How Does This Benefit Me? An Employee’s Value Perception of Enterprise Social Media

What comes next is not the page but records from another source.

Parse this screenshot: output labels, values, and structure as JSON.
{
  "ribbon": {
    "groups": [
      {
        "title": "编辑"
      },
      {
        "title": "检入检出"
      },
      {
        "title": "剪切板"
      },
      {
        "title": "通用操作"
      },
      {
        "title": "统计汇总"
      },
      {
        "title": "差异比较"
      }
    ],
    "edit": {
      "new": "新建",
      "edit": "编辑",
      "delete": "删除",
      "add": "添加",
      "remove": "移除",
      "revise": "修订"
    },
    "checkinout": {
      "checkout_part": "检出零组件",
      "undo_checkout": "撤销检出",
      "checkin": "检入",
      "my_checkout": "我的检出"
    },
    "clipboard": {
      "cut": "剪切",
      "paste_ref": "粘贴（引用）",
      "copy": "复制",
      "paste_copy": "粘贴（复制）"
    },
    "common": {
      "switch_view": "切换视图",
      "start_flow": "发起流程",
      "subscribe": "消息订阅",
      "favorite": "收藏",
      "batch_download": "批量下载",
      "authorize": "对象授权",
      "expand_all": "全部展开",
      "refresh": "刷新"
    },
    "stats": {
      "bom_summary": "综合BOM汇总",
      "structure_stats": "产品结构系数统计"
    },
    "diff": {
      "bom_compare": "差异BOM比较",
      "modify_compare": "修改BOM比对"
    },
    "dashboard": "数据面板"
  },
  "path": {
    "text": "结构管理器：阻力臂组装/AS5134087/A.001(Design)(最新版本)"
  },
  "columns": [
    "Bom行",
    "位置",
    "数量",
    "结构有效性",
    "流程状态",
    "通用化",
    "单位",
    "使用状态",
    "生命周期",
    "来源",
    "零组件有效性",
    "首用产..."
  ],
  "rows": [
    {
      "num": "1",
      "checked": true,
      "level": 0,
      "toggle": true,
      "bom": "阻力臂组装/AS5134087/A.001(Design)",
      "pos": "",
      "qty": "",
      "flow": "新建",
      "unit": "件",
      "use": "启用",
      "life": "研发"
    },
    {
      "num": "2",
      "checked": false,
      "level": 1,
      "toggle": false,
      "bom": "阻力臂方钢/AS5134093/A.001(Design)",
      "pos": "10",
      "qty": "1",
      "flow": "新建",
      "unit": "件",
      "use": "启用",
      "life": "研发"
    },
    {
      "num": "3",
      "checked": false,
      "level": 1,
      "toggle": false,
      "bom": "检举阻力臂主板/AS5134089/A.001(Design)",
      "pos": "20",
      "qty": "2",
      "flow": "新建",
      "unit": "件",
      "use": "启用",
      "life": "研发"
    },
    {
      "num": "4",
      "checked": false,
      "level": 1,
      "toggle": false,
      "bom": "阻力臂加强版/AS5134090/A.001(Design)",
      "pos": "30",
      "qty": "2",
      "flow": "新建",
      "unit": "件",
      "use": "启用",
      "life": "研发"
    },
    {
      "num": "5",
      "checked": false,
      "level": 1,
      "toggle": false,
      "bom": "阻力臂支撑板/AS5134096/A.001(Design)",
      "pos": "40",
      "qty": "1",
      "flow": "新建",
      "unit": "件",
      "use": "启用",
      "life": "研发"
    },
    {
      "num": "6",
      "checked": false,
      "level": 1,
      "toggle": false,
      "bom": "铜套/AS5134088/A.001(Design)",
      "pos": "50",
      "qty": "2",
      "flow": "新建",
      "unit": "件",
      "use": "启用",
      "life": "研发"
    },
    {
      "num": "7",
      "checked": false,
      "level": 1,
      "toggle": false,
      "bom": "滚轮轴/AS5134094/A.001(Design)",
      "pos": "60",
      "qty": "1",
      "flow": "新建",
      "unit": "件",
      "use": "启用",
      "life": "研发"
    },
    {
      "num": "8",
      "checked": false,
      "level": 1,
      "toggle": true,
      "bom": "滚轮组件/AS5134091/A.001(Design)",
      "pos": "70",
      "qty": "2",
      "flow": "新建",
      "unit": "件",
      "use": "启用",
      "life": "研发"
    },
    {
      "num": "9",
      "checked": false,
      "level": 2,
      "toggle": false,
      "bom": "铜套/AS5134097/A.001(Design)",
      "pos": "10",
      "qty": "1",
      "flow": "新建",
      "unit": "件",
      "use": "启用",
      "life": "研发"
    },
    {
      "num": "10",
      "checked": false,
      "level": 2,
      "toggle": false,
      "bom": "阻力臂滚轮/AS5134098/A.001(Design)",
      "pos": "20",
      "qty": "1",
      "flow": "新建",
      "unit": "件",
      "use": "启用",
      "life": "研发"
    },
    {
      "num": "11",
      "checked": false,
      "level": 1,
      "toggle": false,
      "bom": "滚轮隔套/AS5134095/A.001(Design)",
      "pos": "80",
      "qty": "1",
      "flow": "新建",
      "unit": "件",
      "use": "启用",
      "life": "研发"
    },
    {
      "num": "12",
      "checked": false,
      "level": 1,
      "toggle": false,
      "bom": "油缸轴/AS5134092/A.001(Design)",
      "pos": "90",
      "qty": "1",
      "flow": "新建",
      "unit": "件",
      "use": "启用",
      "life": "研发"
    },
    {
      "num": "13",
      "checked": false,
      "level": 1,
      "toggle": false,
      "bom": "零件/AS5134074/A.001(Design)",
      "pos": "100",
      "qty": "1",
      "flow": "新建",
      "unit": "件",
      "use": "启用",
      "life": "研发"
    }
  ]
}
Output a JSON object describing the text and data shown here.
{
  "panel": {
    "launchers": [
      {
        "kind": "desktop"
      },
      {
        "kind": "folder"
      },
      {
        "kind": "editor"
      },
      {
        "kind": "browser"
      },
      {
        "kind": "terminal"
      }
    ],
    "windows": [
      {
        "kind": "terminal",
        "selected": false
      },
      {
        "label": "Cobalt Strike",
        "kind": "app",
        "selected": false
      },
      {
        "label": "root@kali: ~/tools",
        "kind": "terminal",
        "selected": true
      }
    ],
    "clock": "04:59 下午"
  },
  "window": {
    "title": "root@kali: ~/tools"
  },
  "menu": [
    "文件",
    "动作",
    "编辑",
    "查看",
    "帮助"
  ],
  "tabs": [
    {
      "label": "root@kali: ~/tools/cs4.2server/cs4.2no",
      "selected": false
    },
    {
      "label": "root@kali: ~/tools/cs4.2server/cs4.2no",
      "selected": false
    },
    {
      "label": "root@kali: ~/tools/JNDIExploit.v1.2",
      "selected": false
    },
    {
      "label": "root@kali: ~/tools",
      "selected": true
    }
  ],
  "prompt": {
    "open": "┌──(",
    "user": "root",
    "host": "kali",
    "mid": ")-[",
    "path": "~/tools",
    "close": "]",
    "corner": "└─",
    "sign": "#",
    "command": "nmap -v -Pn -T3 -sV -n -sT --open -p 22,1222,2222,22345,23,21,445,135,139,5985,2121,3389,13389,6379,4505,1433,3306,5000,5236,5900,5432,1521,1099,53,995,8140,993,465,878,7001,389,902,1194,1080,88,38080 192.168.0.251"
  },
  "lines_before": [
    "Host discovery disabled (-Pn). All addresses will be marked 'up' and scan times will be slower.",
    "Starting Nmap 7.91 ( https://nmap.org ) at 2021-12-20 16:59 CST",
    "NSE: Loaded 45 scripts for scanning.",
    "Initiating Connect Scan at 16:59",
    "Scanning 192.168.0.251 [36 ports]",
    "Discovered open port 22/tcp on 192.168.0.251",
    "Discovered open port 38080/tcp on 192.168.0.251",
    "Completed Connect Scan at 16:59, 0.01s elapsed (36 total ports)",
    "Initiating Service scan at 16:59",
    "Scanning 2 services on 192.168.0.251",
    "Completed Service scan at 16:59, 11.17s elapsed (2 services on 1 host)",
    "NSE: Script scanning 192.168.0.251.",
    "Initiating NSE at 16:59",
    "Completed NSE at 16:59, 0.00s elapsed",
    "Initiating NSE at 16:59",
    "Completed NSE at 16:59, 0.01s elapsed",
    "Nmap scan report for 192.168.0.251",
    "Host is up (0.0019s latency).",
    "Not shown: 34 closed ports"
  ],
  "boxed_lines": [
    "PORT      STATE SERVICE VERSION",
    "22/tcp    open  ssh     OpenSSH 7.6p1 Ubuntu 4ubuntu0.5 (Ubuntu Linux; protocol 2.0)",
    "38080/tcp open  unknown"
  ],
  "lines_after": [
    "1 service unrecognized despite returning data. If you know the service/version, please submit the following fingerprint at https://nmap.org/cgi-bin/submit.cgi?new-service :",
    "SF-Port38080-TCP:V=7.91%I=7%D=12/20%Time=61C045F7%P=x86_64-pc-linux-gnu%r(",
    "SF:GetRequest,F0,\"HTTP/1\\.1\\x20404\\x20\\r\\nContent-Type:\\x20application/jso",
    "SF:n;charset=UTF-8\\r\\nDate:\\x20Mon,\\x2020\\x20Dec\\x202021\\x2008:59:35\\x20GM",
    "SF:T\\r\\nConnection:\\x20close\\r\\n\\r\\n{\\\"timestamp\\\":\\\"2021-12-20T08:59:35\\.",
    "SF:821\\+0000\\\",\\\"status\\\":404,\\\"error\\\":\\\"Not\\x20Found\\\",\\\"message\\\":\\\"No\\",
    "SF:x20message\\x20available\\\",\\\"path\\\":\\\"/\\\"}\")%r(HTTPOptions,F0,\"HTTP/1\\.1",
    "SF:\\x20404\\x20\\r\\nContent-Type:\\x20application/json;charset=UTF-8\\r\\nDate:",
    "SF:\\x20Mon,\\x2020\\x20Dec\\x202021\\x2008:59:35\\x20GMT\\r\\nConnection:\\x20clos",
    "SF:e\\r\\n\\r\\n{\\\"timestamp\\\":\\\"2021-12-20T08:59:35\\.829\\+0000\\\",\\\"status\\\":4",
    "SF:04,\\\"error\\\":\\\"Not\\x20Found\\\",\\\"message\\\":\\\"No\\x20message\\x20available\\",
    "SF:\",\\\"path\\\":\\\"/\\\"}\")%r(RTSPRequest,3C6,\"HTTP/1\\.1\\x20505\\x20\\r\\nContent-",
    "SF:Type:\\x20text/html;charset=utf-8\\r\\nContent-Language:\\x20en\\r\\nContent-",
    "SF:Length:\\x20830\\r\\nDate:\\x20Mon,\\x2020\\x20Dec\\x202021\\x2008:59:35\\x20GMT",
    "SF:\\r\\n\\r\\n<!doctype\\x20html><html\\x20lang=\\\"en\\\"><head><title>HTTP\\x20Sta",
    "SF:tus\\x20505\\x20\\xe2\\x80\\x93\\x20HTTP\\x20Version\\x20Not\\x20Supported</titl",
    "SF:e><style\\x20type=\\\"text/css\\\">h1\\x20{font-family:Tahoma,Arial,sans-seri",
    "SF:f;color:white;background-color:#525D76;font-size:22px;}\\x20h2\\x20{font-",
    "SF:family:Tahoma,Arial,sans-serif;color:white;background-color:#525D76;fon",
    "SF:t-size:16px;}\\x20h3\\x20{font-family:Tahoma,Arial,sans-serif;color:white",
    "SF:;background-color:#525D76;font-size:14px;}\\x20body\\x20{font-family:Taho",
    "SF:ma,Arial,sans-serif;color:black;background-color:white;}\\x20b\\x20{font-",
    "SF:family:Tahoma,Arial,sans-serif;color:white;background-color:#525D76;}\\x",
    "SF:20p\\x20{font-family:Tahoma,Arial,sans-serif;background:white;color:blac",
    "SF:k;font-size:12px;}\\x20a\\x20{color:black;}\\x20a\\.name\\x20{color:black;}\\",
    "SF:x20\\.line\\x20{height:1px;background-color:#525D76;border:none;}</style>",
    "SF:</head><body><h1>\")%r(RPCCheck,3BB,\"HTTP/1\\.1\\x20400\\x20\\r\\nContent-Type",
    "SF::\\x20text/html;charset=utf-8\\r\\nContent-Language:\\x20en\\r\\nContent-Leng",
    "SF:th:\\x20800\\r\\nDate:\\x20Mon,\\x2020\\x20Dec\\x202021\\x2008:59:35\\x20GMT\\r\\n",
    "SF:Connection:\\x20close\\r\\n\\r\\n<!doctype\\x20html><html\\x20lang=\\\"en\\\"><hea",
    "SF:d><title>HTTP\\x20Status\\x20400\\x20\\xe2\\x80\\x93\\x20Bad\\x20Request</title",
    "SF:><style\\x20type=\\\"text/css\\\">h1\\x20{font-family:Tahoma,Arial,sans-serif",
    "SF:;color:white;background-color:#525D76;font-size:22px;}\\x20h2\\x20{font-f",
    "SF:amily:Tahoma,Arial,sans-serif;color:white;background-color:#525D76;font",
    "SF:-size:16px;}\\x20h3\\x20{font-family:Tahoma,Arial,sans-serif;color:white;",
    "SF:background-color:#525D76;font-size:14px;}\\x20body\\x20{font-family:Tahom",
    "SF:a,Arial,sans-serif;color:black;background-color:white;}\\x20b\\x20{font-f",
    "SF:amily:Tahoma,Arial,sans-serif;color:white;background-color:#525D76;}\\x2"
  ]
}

Since the term Enterprise 2.0 was first coined in 2006 (McAfee, 2006), companies have sought to incorporate social media within the organization. These traditionally public technologies were touted as the next solution to employee relationships, knowledge management and information sharing. However, while the promise of these technologies for organizations continued to be promoted, the benefits seemed to elude many organizations who had implemented such technologies. With projections suggesting a continued increase in enterprise social media, how can we ensure the increased use of these technologies by organization? \ \ Through the lens of customer value theory, the research presented here explores the use of Enterprise Social Media Networks (ESN) by examining employee’s intention to use these technologies. Customer value theory has been researched extensively in the marketing literature as a way to understand how products provide value (e.g. functional) to customers (see Flint et. al, 2002 for further examples in the marketing literature). In IS, research has examined customer value to understand a user’s satisfaction with a company’s public social networking site (Chow and Shi, 2015). Using this as a basis for model development, the current research aims to provide insights into an employee’s value placed on social media technologies located internally to the organization. \ \ Customer value can be evaluated across three dimensions: functional, social and emotional. Functional value examines the quality of the information and economic benefits the technology affords. The social dimension considers how these technologies may be able to enhance social well-being and relationships with the organization. This dimension examines the interactivity, collaboration opportunities and social presence of ESN. Finally, the emotional dimension, or affective state of the employee, examines the entertainment value an employee gets from using these technologies. A model will be presented and discussed with the intention to receive feedback on possible improvements. The goal is to understand how an employee’s view of the value of ESN may inhibit or encourage adoption of ESN.